Anne Macklin, administrator at Calvary cemetery, which oversees the upkeep of one of the cemeteries Anthony worked in, does not condone anyone try to manually reset a monument. She said Calvary uses machinery for that type of upkeep, she added, and sends in a ground cleaning crew once a week.
However, she did commend Anthony for taking it upon himself to help so many families.
"I think it's admirable that this young man has the care and concern beyond his own," she said. "It's unusual and very admirable that he [was] thinking beyond his own summertime pleasures."
Despite this, Anthony has a very simple reason for turning this into a hobby this summer.
"It was just the right thing to do," he said. "A lot of teenagers, you hear bad things about them, and I've seen it. ... I wasn't really thinking about that at the time, but as I kept doing it, I just felt really good with myself for doing it and I thought maybe it would set into other people's minds."

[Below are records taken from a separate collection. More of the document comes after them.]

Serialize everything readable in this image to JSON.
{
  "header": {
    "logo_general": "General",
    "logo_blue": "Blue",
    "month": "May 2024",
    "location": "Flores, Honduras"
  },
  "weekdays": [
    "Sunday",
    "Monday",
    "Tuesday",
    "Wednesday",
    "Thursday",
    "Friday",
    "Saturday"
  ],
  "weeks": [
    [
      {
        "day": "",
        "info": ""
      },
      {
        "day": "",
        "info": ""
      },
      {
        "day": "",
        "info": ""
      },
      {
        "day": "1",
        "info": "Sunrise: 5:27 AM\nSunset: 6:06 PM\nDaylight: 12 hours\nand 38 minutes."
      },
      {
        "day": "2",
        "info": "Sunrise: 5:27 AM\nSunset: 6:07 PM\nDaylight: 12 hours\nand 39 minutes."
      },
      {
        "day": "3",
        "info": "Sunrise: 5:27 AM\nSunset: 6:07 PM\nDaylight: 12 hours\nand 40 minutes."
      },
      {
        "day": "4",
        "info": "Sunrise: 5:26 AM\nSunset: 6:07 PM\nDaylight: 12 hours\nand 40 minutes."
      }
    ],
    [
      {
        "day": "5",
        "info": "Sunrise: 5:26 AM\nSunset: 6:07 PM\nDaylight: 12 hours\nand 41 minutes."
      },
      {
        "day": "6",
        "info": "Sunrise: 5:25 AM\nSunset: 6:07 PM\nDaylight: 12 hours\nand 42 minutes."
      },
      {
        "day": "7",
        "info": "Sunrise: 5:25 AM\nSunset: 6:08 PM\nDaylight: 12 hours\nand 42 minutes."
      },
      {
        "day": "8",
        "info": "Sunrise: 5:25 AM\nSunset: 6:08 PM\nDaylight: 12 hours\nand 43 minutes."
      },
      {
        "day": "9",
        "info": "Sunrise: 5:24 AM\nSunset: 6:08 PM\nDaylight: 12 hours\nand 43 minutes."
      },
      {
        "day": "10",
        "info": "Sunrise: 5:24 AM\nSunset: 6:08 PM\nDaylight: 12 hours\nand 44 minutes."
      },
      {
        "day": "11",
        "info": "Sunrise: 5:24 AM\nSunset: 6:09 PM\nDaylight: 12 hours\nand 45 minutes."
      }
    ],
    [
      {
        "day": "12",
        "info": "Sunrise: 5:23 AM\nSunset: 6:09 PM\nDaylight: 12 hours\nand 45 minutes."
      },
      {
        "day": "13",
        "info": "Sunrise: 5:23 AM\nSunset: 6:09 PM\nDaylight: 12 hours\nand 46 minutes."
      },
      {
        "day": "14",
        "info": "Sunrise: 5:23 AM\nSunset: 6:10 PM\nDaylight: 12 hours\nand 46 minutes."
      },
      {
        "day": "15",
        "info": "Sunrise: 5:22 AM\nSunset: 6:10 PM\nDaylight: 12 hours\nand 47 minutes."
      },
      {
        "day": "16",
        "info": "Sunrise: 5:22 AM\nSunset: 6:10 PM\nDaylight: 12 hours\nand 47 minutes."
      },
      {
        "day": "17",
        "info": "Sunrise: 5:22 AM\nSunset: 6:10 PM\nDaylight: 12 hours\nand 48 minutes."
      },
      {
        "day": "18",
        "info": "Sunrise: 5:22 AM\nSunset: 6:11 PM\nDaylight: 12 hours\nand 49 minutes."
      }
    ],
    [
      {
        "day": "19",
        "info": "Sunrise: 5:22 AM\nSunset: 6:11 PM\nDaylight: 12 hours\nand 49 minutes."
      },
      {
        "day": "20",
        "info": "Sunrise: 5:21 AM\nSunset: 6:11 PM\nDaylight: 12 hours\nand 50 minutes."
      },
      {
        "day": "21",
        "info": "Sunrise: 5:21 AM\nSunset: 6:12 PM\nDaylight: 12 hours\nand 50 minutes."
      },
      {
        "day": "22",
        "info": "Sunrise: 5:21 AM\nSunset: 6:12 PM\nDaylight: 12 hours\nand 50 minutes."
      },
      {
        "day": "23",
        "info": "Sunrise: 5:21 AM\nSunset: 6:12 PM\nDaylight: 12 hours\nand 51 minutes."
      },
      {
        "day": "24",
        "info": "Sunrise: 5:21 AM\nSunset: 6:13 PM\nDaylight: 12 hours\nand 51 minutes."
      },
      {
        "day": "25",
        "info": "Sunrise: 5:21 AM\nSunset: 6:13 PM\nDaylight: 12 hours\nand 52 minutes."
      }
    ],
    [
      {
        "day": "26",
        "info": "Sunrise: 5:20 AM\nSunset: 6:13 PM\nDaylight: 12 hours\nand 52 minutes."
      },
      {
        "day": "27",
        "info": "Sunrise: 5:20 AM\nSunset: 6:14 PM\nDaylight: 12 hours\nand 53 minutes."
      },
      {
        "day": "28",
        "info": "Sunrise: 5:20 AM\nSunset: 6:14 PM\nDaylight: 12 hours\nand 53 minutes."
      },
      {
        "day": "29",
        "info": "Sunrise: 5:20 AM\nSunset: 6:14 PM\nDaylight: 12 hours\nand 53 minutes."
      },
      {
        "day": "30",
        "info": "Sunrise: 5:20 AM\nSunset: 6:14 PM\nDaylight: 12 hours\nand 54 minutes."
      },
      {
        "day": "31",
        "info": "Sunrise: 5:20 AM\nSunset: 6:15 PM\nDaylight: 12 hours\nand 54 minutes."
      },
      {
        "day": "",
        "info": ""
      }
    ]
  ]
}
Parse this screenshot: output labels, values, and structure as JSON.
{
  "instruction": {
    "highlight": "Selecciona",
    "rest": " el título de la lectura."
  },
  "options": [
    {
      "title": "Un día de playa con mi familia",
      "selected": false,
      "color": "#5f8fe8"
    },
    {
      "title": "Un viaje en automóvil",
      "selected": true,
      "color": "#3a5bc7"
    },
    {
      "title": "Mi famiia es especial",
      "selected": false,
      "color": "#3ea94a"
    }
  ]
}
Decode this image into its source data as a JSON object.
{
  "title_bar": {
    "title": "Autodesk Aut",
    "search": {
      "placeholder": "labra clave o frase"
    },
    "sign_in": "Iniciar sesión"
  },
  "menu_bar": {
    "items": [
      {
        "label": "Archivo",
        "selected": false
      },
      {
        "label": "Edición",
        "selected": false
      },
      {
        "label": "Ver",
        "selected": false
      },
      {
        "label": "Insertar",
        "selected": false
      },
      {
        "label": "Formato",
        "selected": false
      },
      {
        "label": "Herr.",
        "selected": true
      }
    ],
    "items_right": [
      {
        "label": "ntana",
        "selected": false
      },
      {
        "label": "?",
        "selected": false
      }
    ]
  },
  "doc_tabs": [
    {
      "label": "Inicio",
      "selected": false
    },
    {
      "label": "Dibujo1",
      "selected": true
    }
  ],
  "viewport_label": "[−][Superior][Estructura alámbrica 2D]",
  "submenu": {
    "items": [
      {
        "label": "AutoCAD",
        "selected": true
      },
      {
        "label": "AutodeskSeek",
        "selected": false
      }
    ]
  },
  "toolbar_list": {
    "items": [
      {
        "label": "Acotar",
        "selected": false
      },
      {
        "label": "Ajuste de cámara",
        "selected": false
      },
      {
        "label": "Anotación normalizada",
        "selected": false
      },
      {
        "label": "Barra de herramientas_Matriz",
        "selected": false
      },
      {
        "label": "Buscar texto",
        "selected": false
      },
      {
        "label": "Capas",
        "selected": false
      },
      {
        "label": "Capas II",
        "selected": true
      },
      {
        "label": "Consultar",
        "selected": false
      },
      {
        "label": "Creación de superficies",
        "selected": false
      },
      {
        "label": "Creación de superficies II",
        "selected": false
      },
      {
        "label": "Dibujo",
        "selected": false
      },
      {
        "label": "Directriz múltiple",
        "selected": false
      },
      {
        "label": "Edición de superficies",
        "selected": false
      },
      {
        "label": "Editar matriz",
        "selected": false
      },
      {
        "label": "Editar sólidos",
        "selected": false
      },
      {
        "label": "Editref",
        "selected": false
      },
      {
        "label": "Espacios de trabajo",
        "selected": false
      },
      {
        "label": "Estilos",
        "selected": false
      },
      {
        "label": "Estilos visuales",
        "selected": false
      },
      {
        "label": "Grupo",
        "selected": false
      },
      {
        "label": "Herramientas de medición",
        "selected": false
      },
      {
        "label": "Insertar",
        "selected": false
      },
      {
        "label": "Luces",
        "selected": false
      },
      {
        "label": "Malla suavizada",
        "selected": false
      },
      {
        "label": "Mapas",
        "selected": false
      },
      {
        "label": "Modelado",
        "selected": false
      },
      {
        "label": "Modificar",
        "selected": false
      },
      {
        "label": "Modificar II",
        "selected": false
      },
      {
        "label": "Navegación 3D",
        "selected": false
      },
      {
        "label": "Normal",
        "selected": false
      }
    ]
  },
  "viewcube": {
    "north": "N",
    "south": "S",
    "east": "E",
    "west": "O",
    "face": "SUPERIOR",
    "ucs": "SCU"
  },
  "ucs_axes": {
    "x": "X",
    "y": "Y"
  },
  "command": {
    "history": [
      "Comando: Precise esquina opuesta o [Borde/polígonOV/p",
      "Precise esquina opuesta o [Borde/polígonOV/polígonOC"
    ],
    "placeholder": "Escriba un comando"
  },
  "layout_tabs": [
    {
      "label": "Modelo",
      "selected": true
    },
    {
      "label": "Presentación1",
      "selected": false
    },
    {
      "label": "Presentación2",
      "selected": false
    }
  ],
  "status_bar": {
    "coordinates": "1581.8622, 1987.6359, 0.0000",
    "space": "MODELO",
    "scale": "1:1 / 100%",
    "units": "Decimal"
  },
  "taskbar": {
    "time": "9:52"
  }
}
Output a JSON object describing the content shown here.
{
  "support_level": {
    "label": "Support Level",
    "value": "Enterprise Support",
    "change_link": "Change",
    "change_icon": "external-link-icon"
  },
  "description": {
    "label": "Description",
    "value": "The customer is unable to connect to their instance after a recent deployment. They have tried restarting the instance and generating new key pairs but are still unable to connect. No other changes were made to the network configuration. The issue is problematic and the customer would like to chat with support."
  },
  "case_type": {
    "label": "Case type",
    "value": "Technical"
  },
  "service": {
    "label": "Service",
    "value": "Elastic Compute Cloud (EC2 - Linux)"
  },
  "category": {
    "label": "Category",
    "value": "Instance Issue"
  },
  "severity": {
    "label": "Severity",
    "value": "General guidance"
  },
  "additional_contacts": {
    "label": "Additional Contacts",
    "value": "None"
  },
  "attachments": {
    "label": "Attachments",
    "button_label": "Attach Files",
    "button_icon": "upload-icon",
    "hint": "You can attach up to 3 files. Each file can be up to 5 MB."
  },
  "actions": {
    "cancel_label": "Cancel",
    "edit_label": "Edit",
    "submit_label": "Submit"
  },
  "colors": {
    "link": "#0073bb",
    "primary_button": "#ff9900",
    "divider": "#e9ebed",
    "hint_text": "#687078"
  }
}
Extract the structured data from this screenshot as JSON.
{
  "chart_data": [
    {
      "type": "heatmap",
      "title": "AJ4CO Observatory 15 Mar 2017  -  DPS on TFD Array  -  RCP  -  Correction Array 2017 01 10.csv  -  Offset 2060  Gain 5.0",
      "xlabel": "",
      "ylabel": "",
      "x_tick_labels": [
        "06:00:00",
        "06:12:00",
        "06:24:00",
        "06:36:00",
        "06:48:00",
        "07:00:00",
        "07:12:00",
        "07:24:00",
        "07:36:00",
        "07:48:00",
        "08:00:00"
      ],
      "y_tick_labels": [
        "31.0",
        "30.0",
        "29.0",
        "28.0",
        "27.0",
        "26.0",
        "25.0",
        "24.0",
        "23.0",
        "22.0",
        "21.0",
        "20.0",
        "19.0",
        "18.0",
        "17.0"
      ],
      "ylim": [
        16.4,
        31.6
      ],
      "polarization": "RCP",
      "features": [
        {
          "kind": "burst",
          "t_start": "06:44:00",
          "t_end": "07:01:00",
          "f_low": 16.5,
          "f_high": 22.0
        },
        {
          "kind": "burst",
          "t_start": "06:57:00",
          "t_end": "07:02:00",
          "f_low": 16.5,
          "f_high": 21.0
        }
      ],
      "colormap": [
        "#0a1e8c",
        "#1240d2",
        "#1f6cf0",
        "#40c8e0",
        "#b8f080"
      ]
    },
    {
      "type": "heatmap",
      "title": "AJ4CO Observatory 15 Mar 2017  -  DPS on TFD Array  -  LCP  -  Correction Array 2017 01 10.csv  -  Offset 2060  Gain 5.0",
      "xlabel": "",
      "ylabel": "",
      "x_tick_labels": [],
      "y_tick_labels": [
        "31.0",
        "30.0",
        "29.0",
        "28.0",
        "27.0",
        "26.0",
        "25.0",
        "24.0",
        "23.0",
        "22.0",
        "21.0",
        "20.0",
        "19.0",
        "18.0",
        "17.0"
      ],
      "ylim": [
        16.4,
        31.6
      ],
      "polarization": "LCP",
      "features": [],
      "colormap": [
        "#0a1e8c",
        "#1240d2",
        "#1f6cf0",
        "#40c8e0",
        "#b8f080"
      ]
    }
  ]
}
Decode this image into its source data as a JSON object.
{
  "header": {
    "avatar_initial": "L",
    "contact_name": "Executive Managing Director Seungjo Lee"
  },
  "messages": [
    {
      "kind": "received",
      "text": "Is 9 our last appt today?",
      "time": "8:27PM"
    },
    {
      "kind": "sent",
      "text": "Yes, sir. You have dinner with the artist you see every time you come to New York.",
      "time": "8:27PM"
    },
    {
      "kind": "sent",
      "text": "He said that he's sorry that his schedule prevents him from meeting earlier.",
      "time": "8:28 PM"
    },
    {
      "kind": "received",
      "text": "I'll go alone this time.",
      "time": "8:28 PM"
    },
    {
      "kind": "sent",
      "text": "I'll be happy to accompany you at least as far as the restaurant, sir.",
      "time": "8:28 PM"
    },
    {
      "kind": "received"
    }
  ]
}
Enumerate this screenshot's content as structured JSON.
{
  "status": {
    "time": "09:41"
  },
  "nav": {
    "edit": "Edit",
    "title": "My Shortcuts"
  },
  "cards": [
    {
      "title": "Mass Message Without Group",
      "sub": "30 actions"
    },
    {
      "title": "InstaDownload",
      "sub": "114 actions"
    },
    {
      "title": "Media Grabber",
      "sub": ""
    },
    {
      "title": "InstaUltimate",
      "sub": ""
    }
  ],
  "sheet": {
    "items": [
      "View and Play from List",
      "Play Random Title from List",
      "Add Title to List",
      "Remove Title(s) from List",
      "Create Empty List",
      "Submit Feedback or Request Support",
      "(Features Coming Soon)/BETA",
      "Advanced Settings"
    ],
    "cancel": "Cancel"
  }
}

Michelle Stotler, whose son, Billy, is a friend of Anthony's and helped him once in the graveyard, said Anthony is definitely the type of kid she could see taking on such a task. She added both Billy and Anthony run in a crowd that seem to be very "considerate of other people's feelings."
"They're just both very good kids. When I see some of their friends going the other way, I thank God they are the way they are," she said.
Anthony said he's never been one to do something or put someone down to get a laugh from his buddies. Instead, he's trying to organize a group of friends to work in the graveyards together some time soon.
"We must've done something right," Lavinia said with a smile.
Mirror Staff Writer Beth Ann Downey is at 946- 7520.